The chick pallium displays divergent expression patterns of chick orthologues of mammalian neocortical deep layer-specific genes

Toshiyuki Fujita, Naoya Aoki, Eiko Fujita, Toshiya Matsushima, Koichi J. Homma, Shinji Yamaguchi
2019 Scientific Reports  
The avian pallium is organised into clusters of neurons and does not have layered structures such as those seen in the mammalian neocortex. The evolutionary relationship between sub-regions of avian pallium and layers of mammalian neocortex remains unclear. One hypothesis, based on the similarities in neural connections of the motor output neurons that project to sub-pallial targets, proposed the cell-type homology between brainstem projection neurons in neocortex layers 5 or 6 (L5/6) and those
more » ... in the avian arcopallium. Recent studies have suggested that gene expression patterns are associated with neural connection patterns, which supports the cell-type homology hypothesis. However, a limited number of genes were used in these studies. Here, we showed that chick orthologues of mammalian L5/6-specific genes, nuclear receptor subfamily 4 group A member 2 and connective tissue growth factor, were strongly expressed in the arcopallium. However, other chick orthologues of L5/6-specific genes were primarily expressed in regions other than the arcopallium. Our results do not fully support the cell-type homology hypothesis. This suggests that the cell types of brainstem projection neurons are not conserved between the avian arcopallium and the mammalian neocortex L5/6. Our findings may help understand the evolution of pallium between birds and mammals.

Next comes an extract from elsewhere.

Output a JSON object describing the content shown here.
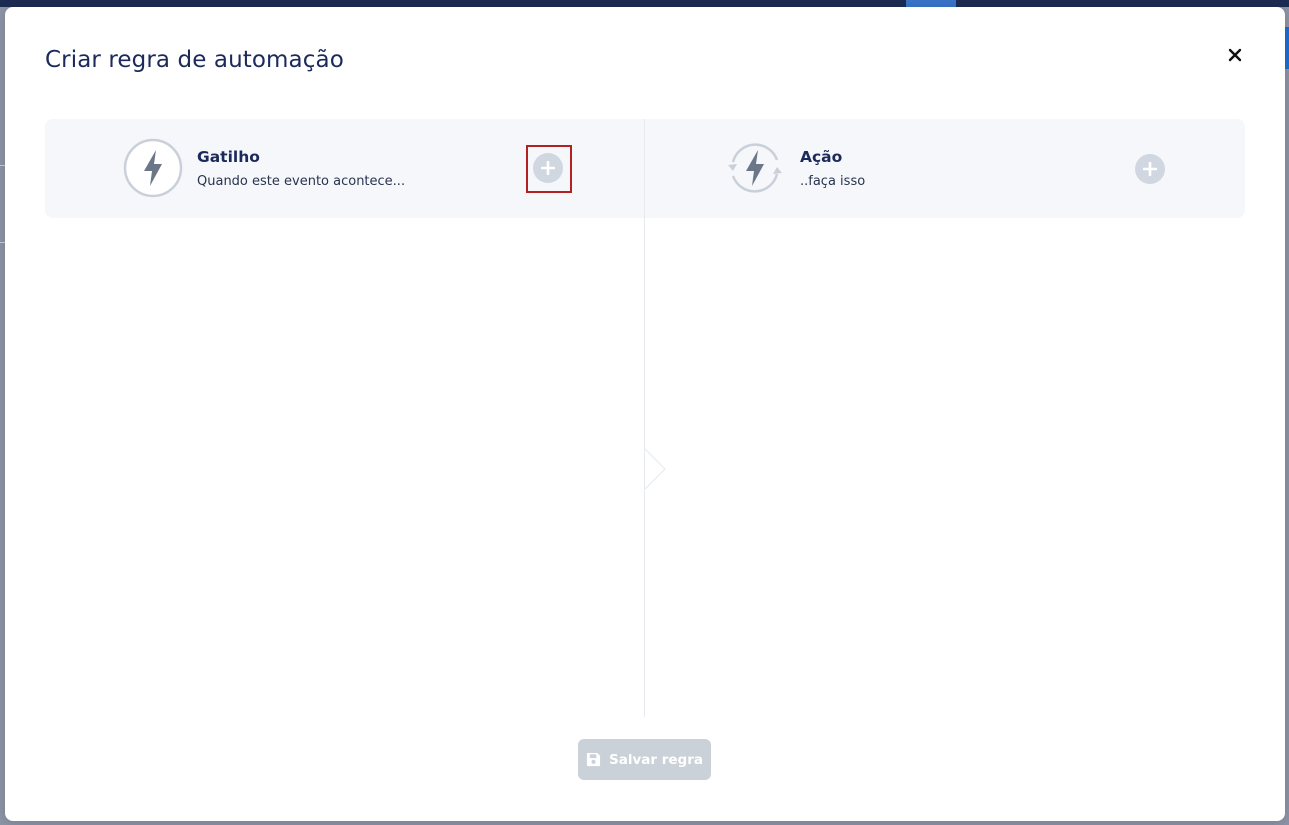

doi:10.1038/s41598-019-56960-4 pmid:31892722 pmcid:PMC6938507 fatcat:fwzyavmyejghdki5dq67lqavdq